Did you know that …

… Copper is an elementary component of the earth’s crust?

The copper content of the earth’s crust averages about 0.006 percent. All soils contain copper, even if sometimes only in low concentrations.

… copper has been in use for more than 10,000 years ? The oldest known piece of jewelry – a pair of copper earrings – dates back to the Neolithic Age.

… the Colossus of Rhodes was made of copper ? … and that the ancient Egyptians used copper for their water pipes ?

… copper and tin are easy to combine ? this discovery gave its name to an entire epoch: the Bronze Age. Incidentally, copper and zinc combine to form brass !

… the name “copper” is derived from the island of Cyprus ? In ancient times, it supplied Rome, Greece and other Mediterranean countries with the red metal. The Romans then called this extremely useful material “ore from Cyprus”, in Latin “aes cyprium”, later it became “cuprum” and finally “copper”.

… copper conducts heat and electricity better than almost any other metal ?

… without copper, computer technology would not be possible ? copper is also indispensable in other modern communication technologies, in telecommunications, television and cell phones.

… there is an average of 100 mg of copper in the adult human organism ? Primarily in the skeleton, but also in the muscles, internal organs and brain.

… copper has a strong germicidal effect ? The holy water basins in churches and the kettles in breweries have long benefited from this.

… a copper penny in irrigation water is extremely good for plants and keeps cut flowers fresh for longer ?

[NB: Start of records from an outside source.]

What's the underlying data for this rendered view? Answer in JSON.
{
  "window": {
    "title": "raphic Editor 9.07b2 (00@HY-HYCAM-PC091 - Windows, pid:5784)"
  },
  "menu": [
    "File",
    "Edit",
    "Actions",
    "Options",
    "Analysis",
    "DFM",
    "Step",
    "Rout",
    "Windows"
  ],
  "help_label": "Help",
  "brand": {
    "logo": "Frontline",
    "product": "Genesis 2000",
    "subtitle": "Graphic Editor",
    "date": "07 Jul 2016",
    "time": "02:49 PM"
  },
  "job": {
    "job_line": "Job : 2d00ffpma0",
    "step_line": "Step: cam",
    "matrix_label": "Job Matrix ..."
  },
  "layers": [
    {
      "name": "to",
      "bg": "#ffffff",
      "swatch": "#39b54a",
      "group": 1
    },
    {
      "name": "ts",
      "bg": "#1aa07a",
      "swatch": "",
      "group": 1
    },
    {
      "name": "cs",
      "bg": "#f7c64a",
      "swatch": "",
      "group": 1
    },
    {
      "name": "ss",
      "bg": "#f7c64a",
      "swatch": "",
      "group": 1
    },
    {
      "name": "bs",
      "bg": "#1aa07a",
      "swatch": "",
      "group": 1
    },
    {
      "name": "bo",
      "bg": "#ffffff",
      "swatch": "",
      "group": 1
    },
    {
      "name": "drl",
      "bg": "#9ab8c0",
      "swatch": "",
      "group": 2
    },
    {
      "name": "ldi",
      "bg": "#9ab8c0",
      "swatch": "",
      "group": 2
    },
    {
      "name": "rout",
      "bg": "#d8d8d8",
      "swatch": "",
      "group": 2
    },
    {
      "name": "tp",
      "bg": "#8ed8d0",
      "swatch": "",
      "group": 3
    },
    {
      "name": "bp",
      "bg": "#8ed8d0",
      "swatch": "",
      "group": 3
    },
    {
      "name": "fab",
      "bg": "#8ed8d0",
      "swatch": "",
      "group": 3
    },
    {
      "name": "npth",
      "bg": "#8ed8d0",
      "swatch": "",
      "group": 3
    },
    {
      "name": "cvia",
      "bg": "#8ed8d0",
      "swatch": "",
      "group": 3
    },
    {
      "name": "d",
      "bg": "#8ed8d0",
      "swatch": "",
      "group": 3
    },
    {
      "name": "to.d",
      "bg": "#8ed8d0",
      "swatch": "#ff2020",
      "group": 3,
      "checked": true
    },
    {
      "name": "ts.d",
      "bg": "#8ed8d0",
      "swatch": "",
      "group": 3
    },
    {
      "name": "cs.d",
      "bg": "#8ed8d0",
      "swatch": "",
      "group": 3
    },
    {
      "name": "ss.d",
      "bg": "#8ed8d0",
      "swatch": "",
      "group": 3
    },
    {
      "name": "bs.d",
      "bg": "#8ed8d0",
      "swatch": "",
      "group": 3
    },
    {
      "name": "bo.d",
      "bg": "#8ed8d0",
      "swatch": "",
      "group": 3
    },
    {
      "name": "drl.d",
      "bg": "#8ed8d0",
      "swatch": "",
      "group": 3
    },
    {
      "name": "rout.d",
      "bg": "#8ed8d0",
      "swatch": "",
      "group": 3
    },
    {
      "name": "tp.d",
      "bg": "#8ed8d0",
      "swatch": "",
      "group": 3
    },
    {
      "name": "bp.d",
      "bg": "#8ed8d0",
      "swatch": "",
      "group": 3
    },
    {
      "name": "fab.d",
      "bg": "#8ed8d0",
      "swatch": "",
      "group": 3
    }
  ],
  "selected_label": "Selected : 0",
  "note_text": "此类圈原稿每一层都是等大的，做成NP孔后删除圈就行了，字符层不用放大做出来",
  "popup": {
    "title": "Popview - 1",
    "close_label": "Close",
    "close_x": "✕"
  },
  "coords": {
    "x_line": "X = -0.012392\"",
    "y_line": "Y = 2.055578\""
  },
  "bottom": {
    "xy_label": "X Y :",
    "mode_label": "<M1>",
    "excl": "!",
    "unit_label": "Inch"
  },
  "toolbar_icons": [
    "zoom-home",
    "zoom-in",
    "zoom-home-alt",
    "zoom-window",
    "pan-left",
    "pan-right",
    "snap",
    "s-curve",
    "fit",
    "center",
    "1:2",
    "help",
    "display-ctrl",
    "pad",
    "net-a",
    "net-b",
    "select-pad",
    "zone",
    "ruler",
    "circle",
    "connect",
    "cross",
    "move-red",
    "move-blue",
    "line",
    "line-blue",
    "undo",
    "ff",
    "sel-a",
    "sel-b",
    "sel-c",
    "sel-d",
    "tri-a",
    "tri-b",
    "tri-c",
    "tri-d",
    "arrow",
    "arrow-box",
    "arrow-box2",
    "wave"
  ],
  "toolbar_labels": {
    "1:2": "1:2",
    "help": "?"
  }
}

… copper inhibits the growth of legionella bacteria ? the pathogens that cause the dangerous legionnaires’ disease enter the lungs via tiny droplets of water and can lead to fatal infections. Studies have shown that the concentration of legionella in copper pipes is ten times lower than in plastic pipes.

… a 100 g bar of milk chocolate contains 12 mg of copper? This corresponds to about ten times the daily requirement – harmless, because too much copper ingested with food is excreted again.

… without copper our blood cells would be pretty colorless ? To date, 16 copper-containing enzymes are known. They are all involved in the formation of red blood cells and help to incorporate iron into the red blood pigment, haemoglobin.

… global copper deposits are not decreasing but increasing? One reason for this is the constant discovery of new deposits. The continuous development of mining and extraction techniques is also leading to an increase in economically exploitable raw material reserves.

… more than 80 percent of the copper ever mined is still in circulation today ? The ancient Egyptians honored the metal with the “Ankh symbol”. It means “eternal life”. A fitting name because the metal is fully recyclable and can be remelted as often as required. Somewhere in the world, therefore, there is certainly still copper, which was already in use in ancient Egypt!

If you want to get your copper from food, you have a choice: copper can be found in nuts, pulses, cereals, potatoes, mushrooms, liver, kidneys, fish, crustaceans, avocados, beans and garlic. And if you have a craving for chocolate again, you should take comfort in the fact that the sweet treat contains a lion’s share of copper – and is therefore healthy despite all the calories!